2. An acne and birth-control drug may be linked to the death of at least 11 Canadians, eight of them under 30 years old, according to Health Canada records reported on by the Toronto Star. The drug, Diane-35, is being suspended in France after deaths there. Health Canada told The Star that the department is “reviewing the available information to determine the appropriate next steps.” Eleven women and girls who took the drug experienced severe and excessive blood clotting in their legs, sudden blockages in their lungs, bleeding in their brains and chest pain before death, according to the adverse reaction reports reviewed by The Star.
3. Not every First Nation group in Canada is at loggerheads with the government over treaty rights. The Chippewas of The Thames First Nations settled their land claim and are now looking for strategic areas to build an economically sound reserve with the 5,120 acres the Government of Canada owes them, reports Western University’s The Gazette. “If we’re going to become economically self-sufficient, then we have to have an economic base,” chief Joe Miskokomon told the newspaper. He says they want to build near a city like London where they could develop the land quickly.
4. In a nod to pay equity, every female faculty member at the University of British Columbia is getting a two per cent pay raise. The money is due because multiple studies have shown women at UBC are underpaid on campus by that amount even when other factors have been controlled for.
5. The crisis in Mali, where a weak government is fighting off Al-Qaeda-linked extremists with the help of international soldiers, has been getting coverage in student newspapers across the country. “Extremists cannot be allowed to gain the upper hand and impose an oppressive regime upon the innocent people of Mali. While much of the world has been throwing off the chains of tyranny or fighting for freedom as in Syria, Mali risks going in the other direction, backsliding into violence and terror,” writes Spencer Fernando in The Manitoban. Meanwhile, students writing in The Concordian debated how involved Canada should get. Not to be outdone, Maclean’s world correspondent Michael Petrou put together this video that will bring you up to speed.

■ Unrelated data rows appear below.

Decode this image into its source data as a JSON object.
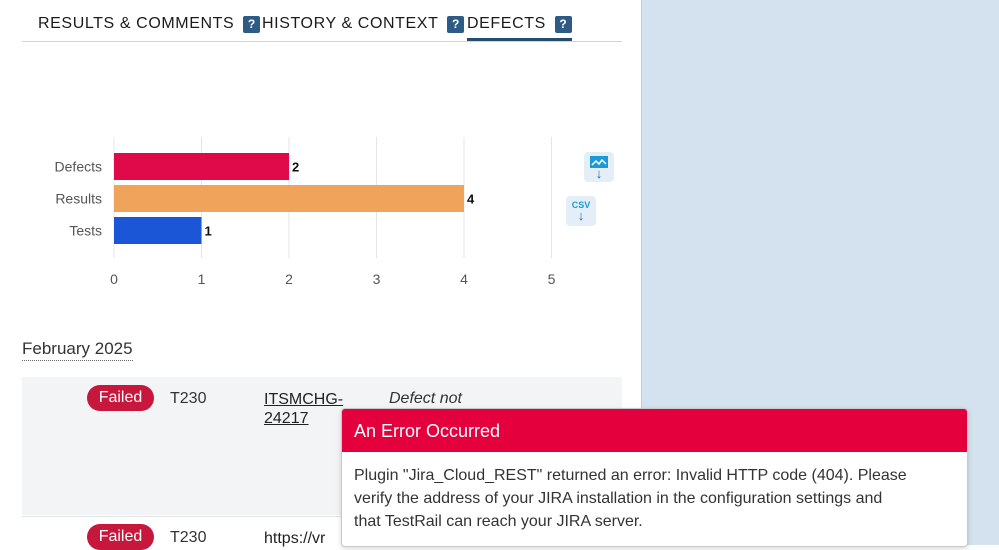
{
  "tabs": [
    {
      "label": "RESULTS & COMMENTS",
      "help": "?"
    },
    {
      "label": "HISTORY & CONTEXT",
      "help": "?"
    },
    {
      "label": "DEFECTS",
      "help": "?",
      "active": true
    }
  ],
  "chart_data": {
    "type": "bar",
    "orientation": "horizontal",
    "categories": [
      "Defects",
      "Results",
      "Tests"
    ],
    "values": [
      2,
      4,
      1
    ],
    "colors": [
      "#e0094a",
      "#f0a35a",
      "#1a56d6"
    ],
    "xlim": [
      0,
      5
    ],
    "xticks": [
      "0",
      "1",
      "2",
      "3",
      "4",
      "5"
    ],
    "grid": true,
    "title": "",
    "xlabel": "",
    "ylabel": ""
  },
  "downloads": {
    "image_icon": "chart-image-icon",
    "csv_label": "CSV"
  },
  "month": "February 2025",
  "rows": [
    {
      "status": "Failed",
      "test_id": "T230",
      "defect": "ITSMCHG-\n24217",
      "defect_status": "Defect not"
    },
    {
      "status": "Failed",
      "test_id": "T230",
      "defect": "https://vr",
      "defect_status": ""
    }
  ],
  "error": {
    "title": "An Error Occurred",
    "line1": "Plugin \"Jira_Cloud_REST\" returned an error: Invalid HTTP code (404). Please",
    "line2": "verify the address of your JIRA installation in the configuration settings and",
    "line3": "that TestRail can reach your JIRA server."
  },
  "colors": {
    "accent": "#2d5b86",
    "failed": "#c8173c",
    "error": "#e3003d",
    "sidebar_bg": "#d3e2ee"
  }
}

Video goes viral
David Kim, a biology student at York University, has been watched nearly 200,000 times on YouTube doing his impersonation of Korean pop star Psy’s Gangnam Style dance. Kim crisscrossed the Toronto campus earlier this week dancing through lectures, getting down atop a Tim Hortons counter and at one point bouncing around a police car. “I really like the dance,” Kim told the Toronto Star, explaining that he played the song from his iPhone during the shoot. Check it out:
Entertaining, if you don’t take it too seriously
Guelph is thought of as the cow college, even though agricultural students comprise only a tiny fraction of the student body.
The University of Victoria has a reputation for attracting laid-back hippies, even though it’s a research powerhouse that ranked second in the 21st Maclean’s University Rankings.
And Queen’s University? Well, its stereotypes are multiple… and legendary. Queen’s has a reputation for being an upper-crust, primarily-Caucasian institution where students drink to excess, have a lot of sex and think very highly of themselves.